Breaking Down Social and Legal Barriers to Health: The Medical-Legal Partnership
A Medical-Legal Partnership (MLP) is a well-established model of patient care delivery that integrates legal services into the medical setting. MLPs aim to address the non-medical, social determinants of health that have legal remedies. This panel conversation will feature a handful of doctors and lawyers who have established MLPs that serve very different populations – palliative care patients, unaccompanied immigrant children, and the reentry population. The panelists will discuss the motivations and processes behind establishing MLPs, the benefits that integrating legal and medical services has offered to their patients/clients, and the degree and nature of collaboration between health and legal professionals. The primary purpose of this panel is to provide an overview of what MLPs are, how they work, and whom they can assist in overcoming social and legal barriers to health. Session Organizers: Jeff Chen, Jessica Tsang.

Strategy Session: Reforming Policing Post-Ferguson
The goal of this strategy session is to connect law students who are working on policing issues with practitioners in the field and other law students in their region. The session will begin with presentations from practitioners who are leading policing related campaigns at the local, national and international levels. Participants will then breakout into facilitated caucuses to discuss how the campaigns presented relate to work in their home region and make plans for future coordination. Session Organizers: Abdi Aidid, Shelle Shimizu, Jahi Wise.

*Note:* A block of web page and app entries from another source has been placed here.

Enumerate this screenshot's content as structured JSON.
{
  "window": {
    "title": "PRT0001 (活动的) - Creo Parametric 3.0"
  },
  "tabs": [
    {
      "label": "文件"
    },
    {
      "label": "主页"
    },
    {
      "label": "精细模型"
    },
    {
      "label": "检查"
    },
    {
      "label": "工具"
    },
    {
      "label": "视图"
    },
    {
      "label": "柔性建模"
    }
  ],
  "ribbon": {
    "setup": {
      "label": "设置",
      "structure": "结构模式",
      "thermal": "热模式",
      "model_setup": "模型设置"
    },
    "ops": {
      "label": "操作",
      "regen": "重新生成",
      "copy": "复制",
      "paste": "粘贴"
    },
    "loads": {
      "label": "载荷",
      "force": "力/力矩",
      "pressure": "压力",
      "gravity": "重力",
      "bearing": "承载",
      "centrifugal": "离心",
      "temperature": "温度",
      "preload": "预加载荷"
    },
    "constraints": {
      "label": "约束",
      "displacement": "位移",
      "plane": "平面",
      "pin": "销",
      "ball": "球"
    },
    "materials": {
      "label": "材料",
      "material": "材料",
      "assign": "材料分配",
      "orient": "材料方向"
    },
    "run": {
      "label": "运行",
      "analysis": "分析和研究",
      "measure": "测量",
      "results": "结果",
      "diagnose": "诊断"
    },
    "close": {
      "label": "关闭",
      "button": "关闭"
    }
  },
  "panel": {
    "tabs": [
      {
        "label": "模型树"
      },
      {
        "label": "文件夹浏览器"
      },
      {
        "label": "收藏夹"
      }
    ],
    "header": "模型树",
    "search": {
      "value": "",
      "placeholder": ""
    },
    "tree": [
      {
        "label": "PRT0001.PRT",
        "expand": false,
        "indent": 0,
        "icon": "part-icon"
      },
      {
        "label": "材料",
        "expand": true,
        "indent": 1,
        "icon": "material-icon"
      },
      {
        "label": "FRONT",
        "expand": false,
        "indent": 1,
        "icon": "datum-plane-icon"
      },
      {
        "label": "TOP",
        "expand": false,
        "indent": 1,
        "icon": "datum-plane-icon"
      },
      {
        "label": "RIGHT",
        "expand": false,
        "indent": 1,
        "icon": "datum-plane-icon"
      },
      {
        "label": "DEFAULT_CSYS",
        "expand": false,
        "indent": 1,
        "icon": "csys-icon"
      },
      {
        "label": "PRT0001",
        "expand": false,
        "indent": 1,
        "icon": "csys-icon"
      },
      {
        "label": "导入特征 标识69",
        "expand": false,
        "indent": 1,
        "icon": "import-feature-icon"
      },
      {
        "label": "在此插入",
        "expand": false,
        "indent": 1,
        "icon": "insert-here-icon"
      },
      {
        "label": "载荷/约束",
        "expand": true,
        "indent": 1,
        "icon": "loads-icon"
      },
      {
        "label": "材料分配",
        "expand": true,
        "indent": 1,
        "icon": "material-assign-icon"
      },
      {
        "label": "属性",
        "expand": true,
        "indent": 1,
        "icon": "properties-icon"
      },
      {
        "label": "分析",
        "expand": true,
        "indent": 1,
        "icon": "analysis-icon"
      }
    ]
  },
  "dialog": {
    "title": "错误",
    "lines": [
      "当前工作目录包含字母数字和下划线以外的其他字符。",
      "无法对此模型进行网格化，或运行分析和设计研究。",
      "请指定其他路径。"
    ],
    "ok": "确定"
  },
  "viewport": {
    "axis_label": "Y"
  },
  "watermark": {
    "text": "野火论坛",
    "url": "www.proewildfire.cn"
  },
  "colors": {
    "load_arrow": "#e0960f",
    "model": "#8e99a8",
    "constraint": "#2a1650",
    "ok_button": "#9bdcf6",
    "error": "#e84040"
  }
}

Wage Justice for Low-wage Immigrant Workers
Lawyers and organizers will discuss the prevalence of wage theft among low-wage immigrant workers and the challenges these workers face in recouping their stolen wages. Particular attention will be given to organizing and litigation strategies; changes in the immigrant labor force as part of comprehensive immigration reform; and the practicalities of recovering wages for immigrant workers. Session Organizers: Julia Solórzano, Liz Willis.


RebLaw’s caucuses hope to generate more discussion amongst participants. These discussions aim to be smaller than the panels and workshops, provided a space for people to discuss how more narrow concerns inform and challenge their approach to social justice and lawyering. But maybe more importantly, this year’s caucuses hope to broaden the spectrum of what each of us might consider rebellious lawyering to be and add tools to how we discuss and address these issues. A first come, first served sign up for these caucuses will be available in the registration room, 122.